Before arriving at this finished top, I had to audition different layouts and asked my husband and children for opinions. Below is a few pictures of my auditioning photos.
A layout without borders.
I was trying to see how it looks like with the stars at the borders, auditioning 2 shades of blue fabric.
Storm at Sea has been in my bucket list for the longest time. A good friend gave me a book, Calming the Storm, by Darlene Zimmerman and Joy Hoffman, published in 1996.
I fell in love with Storm at Sea because of this book. The patterns inside make use of the blocks in Storm at Sea. The book is definitely a source of inspiration but I did not follow the dimensions as given in the book. I was using Deb Tucker’s V Block ruler and Square 2 ruler so I had to make block sizes that the rulers support. I may just write a short tutorial in the future on how I construct my Storm at Sea using the dimensions I used, 3 inches finished V block, 3 inches finished Square in square the 6 inches finished Square in square for the bigger Square in square unit.
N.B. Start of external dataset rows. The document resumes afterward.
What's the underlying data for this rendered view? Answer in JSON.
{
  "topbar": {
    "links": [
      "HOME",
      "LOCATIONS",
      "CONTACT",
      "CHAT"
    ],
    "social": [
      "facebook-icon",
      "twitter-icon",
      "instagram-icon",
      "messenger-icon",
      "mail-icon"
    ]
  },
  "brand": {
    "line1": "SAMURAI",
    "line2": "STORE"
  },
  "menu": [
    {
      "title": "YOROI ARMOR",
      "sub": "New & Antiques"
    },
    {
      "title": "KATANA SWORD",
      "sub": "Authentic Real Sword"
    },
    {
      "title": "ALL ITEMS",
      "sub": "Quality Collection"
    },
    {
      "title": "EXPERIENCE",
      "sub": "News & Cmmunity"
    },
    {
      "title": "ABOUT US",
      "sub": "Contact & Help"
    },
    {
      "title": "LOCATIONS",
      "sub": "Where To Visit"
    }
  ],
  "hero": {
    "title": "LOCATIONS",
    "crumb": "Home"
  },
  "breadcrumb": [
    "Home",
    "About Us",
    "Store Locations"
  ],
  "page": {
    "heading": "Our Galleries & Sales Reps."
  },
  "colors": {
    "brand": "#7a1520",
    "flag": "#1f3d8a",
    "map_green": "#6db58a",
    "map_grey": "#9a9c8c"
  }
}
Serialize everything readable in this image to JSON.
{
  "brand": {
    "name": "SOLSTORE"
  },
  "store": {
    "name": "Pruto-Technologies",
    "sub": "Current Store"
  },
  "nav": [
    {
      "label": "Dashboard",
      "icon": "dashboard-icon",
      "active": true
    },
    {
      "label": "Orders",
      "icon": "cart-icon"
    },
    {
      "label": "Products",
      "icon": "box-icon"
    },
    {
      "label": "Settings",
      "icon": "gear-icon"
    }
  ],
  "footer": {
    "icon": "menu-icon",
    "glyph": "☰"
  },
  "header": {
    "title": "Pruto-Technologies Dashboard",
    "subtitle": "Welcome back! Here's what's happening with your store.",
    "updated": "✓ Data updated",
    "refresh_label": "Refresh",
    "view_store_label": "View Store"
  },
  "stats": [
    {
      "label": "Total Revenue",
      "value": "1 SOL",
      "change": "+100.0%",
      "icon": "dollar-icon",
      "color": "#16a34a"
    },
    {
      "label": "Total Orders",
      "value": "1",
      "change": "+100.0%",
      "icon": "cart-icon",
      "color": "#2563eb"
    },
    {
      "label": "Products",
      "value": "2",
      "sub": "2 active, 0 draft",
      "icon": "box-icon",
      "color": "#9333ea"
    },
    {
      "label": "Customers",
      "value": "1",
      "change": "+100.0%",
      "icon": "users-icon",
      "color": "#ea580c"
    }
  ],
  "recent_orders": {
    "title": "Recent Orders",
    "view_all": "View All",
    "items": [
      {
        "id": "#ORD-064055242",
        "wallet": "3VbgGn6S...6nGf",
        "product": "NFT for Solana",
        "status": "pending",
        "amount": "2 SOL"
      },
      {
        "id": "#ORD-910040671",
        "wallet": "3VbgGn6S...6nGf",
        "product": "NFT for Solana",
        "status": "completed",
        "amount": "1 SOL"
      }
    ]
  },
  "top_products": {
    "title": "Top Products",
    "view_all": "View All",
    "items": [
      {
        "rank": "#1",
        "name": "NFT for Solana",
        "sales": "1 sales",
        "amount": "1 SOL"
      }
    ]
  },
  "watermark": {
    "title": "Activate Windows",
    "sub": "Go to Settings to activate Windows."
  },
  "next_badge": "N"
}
When we combine these basic units together, we get a Storm at Sea block as follows.
In the Storm at Sea block above, I sewed up the 2 V blocks on the left of the block so that it looks like a diamond rect. The other 2 V blocks at the top right-hand side of the Storm at Sea block are not sewn together yet. I hope you can see the before sewn and after sewn effect of the V blocks. Then we just replicate this Storm at Sea block for as many times as we want to create the quilt size we desire.
I love to sew but I hate doing the math. As a result I ended up with a number of V block units and Square in square units unused. I may just combine these orphaned blocks to sew up another quilt, maybe a table runner. LOL.